## Instructions to follow
Sift through the material below and return the lines with "rakytap".

## Task input

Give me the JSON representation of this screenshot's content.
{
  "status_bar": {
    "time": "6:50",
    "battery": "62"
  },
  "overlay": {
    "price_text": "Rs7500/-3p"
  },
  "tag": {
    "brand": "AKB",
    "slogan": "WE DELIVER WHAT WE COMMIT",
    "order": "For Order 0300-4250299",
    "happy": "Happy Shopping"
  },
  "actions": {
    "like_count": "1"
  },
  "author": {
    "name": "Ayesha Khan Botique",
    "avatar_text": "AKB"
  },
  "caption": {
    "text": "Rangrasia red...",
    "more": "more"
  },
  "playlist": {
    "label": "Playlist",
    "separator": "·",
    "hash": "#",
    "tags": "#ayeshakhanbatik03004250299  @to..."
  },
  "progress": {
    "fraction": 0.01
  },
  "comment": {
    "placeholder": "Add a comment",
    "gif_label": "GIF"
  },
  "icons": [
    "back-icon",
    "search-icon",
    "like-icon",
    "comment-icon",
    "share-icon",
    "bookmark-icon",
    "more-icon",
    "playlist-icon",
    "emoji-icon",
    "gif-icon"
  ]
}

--

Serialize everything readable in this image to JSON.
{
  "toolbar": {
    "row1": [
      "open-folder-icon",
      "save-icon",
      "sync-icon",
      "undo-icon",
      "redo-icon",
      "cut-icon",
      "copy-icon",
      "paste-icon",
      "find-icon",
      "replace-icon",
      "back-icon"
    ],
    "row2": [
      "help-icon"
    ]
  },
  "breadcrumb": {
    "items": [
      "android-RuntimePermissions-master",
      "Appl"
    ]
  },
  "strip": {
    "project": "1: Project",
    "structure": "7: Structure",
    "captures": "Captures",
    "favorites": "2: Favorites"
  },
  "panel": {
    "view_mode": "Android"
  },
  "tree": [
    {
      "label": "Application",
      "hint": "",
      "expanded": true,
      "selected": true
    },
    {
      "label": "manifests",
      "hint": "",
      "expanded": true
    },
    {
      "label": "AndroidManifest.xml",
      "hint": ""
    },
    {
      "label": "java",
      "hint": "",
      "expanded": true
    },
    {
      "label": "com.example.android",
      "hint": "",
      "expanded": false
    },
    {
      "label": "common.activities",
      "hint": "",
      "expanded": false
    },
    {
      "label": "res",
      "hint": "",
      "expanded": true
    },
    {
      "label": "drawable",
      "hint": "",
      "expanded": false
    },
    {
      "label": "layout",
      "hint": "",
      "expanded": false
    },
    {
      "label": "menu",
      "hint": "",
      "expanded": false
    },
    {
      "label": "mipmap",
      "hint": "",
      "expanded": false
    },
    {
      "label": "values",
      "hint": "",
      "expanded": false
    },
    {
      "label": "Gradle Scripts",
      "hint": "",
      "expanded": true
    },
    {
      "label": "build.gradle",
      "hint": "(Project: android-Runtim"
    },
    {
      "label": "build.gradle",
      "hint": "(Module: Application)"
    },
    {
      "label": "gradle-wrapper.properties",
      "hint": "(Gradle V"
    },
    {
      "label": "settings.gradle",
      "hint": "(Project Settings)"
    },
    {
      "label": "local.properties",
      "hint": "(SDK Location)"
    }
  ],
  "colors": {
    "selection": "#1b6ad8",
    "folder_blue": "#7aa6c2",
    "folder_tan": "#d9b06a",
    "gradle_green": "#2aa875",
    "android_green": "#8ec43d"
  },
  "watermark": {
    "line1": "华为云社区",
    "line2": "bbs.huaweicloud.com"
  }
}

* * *

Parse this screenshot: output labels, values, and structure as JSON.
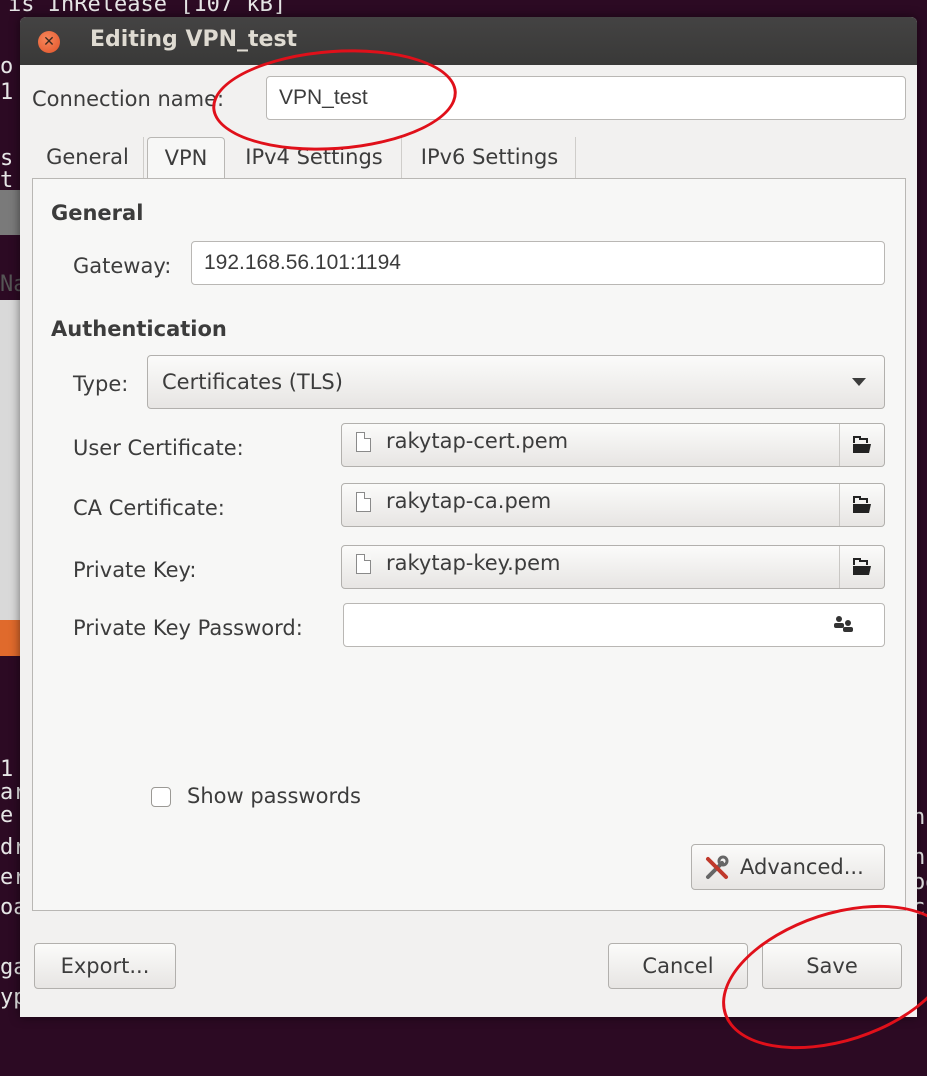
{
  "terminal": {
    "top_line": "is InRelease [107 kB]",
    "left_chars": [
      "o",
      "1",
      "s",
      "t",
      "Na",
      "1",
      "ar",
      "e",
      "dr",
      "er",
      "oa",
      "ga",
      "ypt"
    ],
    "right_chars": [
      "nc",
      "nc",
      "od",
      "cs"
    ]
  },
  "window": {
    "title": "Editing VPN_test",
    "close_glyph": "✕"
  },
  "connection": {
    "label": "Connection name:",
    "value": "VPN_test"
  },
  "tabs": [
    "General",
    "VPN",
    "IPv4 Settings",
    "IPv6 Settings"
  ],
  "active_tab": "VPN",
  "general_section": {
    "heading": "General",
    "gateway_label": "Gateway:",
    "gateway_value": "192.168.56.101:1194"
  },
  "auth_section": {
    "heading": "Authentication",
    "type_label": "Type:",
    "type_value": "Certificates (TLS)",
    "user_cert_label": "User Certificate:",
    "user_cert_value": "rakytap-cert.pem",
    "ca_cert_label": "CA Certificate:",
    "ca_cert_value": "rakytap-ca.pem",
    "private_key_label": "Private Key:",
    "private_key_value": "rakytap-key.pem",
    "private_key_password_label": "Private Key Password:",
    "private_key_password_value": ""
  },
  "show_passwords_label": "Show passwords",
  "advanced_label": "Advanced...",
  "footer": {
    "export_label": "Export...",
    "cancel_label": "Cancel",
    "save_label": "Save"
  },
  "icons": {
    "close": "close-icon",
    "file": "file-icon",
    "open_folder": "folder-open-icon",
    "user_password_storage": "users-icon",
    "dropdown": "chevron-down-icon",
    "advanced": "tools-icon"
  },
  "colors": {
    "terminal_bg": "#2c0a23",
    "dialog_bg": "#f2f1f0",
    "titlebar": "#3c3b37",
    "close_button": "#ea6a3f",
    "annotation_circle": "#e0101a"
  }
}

## Solution to this problem
    "user_cert_value": "rakytap-cert.pem",
    "ca_cert_value": "rakytap-ca.pem",
    "private_key_value": "rakytap-key.pem",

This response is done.